* **Supplied information**:

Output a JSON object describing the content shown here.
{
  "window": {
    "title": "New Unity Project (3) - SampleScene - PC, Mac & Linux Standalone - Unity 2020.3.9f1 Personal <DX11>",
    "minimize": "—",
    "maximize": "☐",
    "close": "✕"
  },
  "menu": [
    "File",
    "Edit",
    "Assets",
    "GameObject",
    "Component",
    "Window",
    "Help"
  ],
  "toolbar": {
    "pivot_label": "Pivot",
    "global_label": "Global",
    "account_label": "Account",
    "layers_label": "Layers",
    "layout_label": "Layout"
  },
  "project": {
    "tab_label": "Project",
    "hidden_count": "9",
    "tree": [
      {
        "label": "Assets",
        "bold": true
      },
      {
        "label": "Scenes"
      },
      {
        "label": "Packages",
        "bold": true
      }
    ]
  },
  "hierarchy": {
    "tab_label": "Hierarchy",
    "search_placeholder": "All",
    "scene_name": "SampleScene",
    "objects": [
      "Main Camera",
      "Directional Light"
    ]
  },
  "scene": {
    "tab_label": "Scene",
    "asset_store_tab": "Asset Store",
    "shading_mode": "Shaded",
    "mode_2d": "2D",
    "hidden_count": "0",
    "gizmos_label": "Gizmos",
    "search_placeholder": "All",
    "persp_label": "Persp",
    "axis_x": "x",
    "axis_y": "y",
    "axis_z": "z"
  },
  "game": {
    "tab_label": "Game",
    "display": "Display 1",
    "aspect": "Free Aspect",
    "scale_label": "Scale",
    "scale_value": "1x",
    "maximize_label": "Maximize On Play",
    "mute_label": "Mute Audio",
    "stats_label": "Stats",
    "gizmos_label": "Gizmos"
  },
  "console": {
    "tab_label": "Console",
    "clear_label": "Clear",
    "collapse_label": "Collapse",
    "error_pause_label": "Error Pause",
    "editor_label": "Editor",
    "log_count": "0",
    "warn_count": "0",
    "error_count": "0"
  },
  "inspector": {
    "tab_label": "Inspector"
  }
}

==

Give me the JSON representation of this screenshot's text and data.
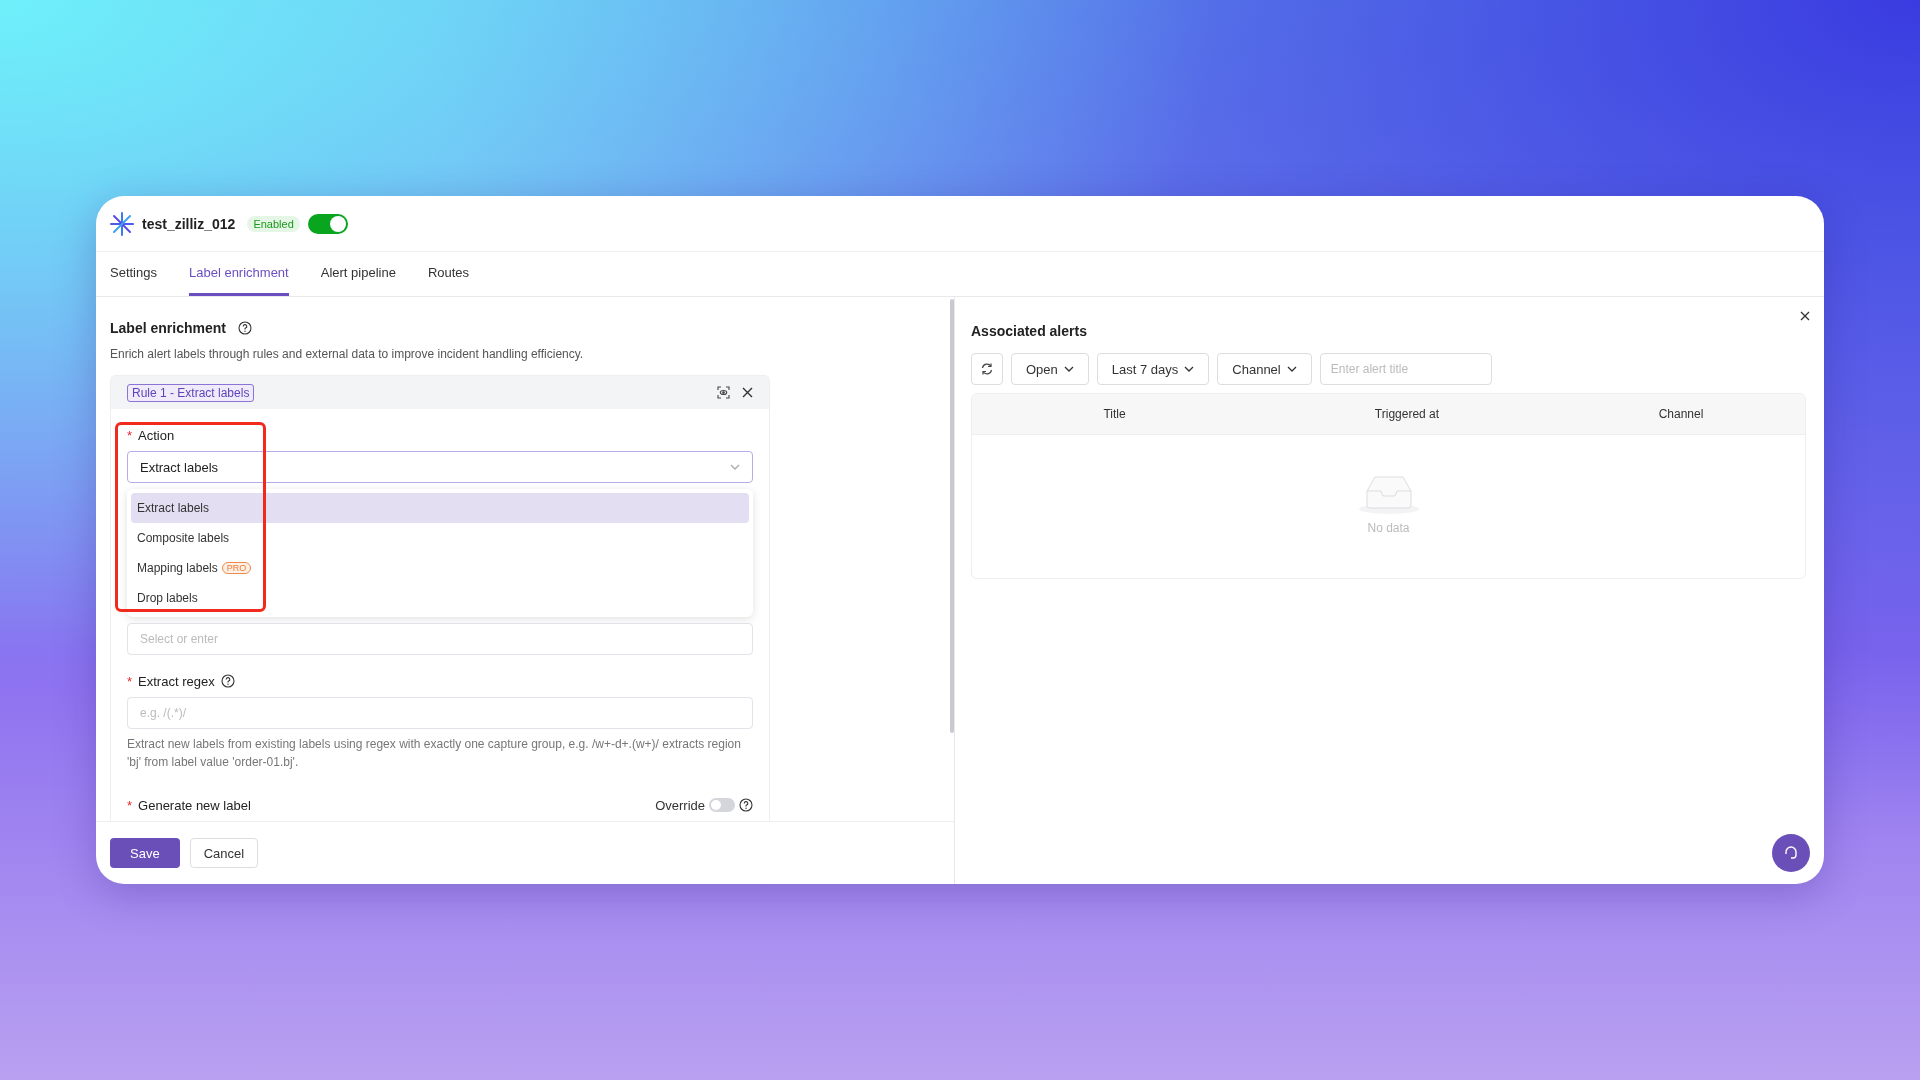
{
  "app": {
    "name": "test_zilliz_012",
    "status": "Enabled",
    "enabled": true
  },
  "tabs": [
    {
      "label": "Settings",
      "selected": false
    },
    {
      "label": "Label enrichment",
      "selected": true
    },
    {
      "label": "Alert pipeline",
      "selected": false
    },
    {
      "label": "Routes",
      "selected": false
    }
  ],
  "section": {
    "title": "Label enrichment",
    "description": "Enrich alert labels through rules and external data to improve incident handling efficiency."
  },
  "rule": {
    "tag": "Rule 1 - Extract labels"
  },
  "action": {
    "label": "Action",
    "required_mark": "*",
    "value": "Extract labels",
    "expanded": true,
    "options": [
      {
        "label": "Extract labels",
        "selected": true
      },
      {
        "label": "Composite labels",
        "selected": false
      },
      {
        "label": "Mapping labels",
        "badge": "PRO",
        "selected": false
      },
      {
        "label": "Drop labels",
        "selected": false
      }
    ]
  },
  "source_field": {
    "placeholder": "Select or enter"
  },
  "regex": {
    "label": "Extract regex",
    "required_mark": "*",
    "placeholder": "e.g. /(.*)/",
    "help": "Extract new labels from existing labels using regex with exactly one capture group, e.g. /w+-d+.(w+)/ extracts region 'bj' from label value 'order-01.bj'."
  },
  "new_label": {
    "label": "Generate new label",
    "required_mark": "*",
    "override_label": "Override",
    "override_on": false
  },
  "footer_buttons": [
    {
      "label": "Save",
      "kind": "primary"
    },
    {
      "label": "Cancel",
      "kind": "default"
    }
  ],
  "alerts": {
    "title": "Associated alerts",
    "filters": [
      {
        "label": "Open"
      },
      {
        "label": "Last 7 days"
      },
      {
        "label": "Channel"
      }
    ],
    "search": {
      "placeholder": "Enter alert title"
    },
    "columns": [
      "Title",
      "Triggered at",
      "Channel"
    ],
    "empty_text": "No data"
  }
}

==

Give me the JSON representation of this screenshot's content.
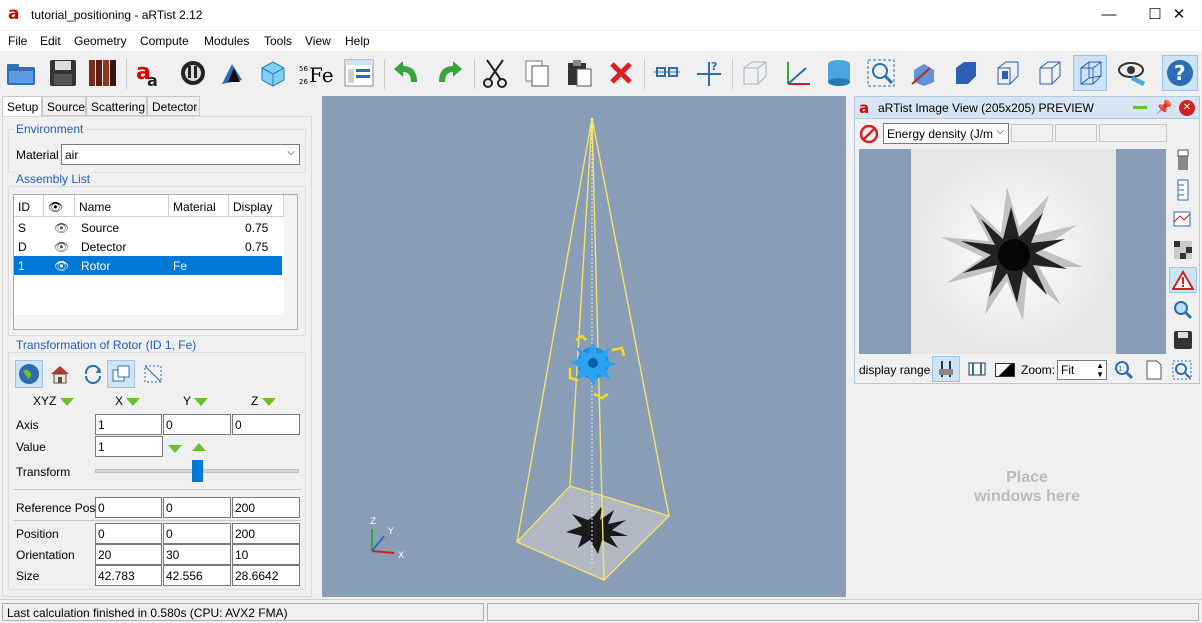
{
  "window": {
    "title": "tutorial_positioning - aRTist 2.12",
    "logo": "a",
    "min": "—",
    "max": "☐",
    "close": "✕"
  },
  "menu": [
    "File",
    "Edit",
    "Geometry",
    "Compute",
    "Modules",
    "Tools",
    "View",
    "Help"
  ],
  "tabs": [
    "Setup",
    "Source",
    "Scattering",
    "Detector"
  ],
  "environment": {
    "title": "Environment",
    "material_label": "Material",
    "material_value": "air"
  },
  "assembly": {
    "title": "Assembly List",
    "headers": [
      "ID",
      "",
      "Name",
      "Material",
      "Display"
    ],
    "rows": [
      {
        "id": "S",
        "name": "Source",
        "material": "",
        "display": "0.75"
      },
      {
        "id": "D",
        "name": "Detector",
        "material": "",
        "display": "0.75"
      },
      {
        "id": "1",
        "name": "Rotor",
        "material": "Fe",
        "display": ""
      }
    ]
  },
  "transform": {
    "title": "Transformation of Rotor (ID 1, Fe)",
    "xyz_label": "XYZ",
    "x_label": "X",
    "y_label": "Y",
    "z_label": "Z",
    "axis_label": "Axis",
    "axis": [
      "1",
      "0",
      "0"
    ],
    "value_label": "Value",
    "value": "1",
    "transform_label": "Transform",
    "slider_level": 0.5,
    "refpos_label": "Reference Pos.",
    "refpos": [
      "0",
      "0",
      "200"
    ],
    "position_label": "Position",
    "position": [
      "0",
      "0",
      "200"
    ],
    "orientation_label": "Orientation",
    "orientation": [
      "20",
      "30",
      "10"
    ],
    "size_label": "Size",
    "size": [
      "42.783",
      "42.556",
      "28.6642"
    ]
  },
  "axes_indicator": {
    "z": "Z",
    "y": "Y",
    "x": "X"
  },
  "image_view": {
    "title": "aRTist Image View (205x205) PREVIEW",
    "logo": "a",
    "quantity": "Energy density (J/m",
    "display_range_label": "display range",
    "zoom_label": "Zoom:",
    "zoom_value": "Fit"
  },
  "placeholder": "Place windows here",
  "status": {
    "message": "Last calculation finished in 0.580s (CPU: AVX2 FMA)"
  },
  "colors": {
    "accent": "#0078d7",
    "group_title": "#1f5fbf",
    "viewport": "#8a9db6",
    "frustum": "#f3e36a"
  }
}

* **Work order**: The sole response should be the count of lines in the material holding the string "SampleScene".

* **Response to this exercise**: 2